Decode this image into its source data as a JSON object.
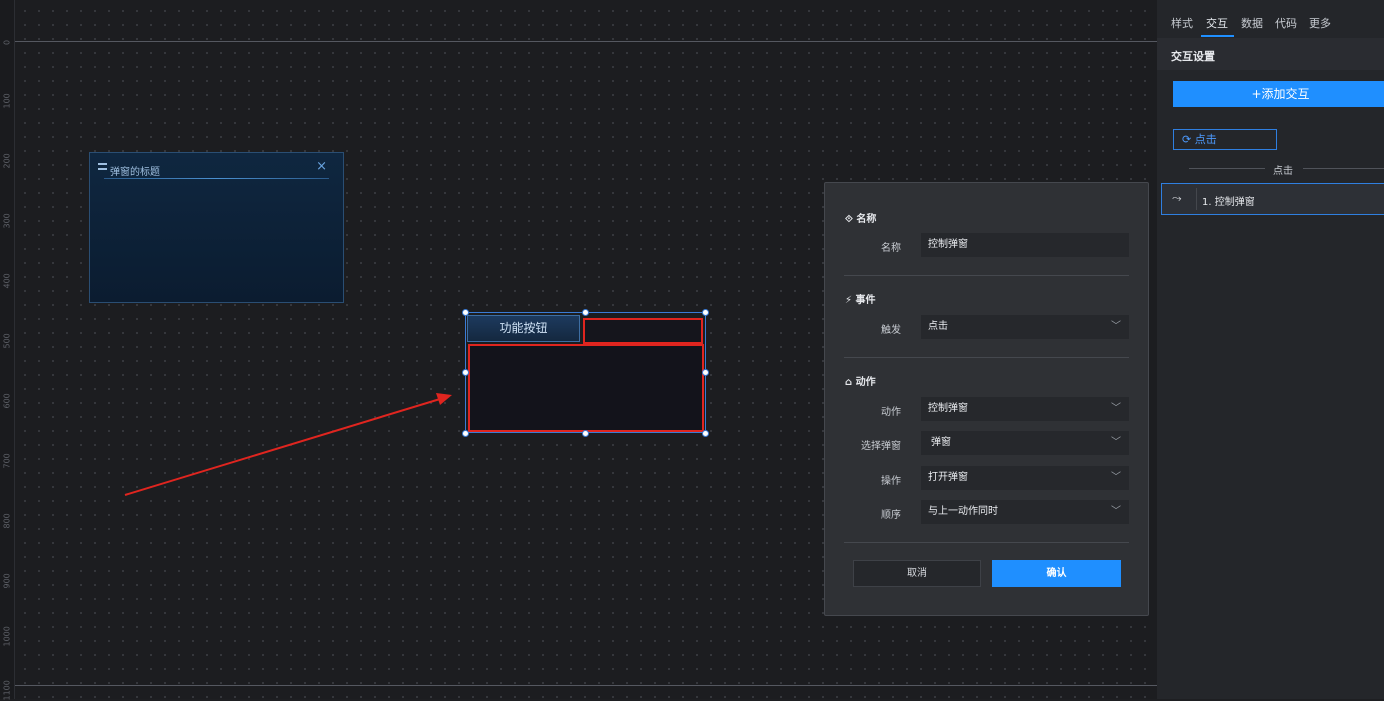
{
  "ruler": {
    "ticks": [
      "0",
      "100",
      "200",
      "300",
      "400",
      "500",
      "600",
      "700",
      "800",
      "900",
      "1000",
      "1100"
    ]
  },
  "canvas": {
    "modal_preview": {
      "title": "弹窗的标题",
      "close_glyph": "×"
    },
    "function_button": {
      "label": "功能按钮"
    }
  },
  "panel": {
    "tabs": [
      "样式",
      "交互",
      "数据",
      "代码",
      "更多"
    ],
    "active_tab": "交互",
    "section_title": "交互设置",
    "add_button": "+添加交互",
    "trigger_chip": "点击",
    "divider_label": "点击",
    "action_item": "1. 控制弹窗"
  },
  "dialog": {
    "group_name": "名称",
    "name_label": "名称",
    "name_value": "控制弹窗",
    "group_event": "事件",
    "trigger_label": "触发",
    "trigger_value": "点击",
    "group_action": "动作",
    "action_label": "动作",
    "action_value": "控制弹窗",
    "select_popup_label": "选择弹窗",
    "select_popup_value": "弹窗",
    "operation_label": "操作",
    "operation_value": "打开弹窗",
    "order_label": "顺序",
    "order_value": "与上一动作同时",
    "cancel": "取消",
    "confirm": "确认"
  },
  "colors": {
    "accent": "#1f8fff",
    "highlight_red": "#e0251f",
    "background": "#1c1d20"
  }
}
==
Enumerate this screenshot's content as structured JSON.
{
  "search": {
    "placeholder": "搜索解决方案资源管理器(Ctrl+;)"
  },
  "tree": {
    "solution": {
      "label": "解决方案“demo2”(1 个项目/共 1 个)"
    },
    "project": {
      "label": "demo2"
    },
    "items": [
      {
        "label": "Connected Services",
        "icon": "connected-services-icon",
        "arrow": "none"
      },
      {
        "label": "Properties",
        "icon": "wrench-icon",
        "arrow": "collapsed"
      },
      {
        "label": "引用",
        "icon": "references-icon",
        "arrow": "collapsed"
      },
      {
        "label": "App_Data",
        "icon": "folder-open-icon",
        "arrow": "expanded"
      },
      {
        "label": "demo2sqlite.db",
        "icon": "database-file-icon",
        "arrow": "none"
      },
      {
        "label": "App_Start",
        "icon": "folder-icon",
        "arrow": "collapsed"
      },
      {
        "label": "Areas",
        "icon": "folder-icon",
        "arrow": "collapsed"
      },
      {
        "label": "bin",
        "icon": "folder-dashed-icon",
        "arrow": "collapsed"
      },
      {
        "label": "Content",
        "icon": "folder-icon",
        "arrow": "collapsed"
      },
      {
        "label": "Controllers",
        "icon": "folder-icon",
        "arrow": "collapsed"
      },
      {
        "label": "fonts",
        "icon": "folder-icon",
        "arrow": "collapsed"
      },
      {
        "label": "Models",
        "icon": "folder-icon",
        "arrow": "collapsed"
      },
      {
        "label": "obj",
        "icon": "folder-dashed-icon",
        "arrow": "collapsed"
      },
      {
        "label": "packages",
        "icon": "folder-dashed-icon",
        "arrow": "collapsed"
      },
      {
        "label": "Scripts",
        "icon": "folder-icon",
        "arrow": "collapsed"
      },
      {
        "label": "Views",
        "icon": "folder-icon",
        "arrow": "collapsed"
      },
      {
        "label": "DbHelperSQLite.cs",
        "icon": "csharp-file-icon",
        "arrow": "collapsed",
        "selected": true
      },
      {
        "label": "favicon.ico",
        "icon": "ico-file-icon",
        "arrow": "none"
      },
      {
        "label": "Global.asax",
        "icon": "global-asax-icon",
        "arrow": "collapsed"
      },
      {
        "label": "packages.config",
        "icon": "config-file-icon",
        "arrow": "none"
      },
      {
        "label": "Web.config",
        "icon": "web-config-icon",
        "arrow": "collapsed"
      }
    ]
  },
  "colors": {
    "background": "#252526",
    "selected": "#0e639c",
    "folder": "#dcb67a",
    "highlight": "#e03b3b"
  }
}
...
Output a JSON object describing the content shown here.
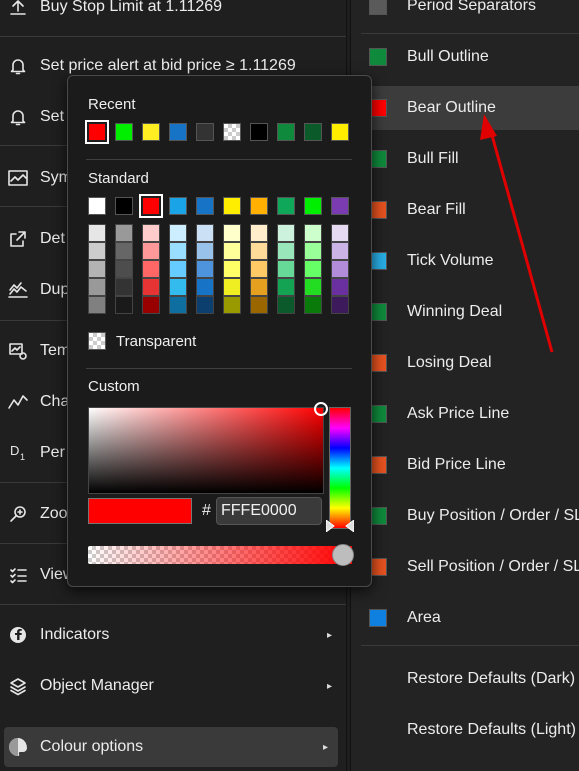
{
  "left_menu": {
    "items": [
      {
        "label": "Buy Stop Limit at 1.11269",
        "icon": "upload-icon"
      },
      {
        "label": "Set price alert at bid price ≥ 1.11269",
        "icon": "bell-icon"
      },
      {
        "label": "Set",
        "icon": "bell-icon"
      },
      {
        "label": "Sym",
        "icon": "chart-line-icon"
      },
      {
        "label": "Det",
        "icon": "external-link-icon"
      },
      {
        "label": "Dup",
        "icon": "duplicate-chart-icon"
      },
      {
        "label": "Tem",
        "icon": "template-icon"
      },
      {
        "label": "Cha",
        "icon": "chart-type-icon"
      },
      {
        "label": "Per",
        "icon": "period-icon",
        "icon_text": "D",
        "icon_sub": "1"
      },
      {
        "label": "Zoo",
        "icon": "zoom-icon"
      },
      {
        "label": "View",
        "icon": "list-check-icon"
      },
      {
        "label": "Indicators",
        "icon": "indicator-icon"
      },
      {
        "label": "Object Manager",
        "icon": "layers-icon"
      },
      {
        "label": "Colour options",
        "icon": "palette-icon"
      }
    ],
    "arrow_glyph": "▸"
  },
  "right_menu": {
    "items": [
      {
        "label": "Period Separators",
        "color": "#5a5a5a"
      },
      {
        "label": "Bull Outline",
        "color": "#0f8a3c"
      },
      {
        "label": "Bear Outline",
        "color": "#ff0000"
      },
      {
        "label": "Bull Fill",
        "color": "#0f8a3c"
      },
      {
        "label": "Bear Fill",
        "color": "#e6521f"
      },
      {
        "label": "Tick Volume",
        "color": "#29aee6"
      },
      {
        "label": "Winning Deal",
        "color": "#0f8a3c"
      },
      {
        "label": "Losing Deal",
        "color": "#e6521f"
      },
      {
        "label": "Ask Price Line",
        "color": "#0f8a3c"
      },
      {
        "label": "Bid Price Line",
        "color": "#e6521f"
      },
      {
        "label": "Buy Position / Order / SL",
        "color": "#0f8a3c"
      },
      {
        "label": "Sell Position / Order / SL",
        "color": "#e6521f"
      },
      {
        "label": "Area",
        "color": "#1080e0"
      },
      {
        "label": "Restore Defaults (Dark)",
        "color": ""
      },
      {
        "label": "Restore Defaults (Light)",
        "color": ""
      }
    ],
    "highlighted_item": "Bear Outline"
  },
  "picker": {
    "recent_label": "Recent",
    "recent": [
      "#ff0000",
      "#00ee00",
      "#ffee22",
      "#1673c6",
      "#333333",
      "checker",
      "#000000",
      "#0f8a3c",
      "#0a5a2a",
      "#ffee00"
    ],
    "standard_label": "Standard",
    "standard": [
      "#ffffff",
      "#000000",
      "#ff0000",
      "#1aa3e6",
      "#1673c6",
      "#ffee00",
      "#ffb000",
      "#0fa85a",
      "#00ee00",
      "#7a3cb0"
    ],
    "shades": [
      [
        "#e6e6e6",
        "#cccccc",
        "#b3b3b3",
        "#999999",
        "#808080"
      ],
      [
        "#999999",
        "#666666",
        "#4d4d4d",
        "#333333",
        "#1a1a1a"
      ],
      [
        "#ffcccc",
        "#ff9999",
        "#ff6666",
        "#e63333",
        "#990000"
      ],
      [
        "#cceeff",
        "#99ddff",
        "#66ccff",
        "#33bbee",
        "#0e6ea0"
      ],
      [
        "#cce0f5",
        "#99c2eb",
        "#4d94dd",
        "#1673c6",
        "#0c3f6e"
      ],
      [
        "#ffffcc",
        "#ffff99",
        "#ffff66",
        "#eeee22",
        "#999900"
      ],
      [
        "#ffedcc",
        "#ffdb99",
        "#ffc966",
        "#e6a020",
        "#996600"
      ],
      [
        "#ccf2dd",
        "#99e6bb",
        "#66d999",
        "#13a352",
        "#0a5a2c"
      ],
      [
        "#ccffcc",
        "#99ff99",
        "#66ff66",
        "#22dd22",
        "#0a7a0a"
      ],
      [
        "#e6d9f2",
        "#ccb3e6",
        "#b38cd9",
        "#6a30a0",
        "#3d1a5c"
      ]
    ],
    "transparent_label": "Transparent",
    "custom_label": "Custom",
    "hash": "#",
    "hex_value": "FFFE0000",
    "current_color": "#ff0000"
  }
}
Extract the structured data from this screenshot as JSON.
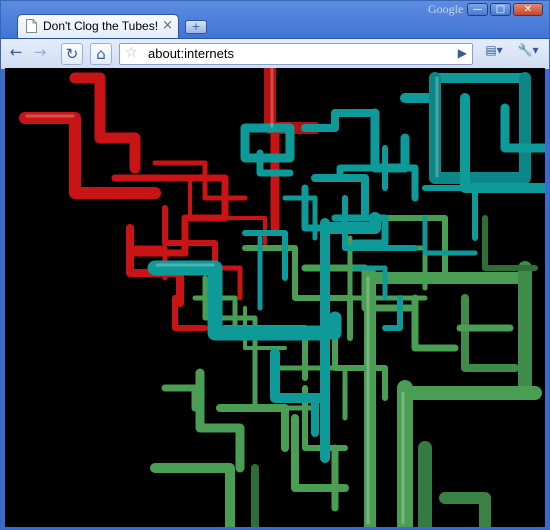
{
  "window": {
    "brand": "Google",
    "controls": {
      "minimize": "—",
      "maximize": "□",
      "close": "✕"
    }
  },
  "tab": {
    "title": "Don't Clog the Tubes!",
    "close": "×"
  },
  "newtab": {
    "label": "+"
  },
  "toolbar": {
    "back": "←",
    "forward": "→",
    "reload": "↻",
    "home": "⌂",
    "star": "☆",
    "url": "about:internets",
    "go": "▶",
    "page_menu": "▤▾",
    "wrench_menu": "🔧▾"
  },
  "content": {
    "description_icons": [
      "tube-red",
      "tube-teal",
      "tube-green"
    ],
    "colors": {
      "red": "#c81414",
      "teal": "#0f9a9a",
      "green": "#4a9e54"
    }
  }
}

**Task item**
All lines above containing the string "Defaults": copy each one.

**Output for this task**
        "label": "Restore Defaults (Dark)",
        "label": "Restore Defaults (Light)",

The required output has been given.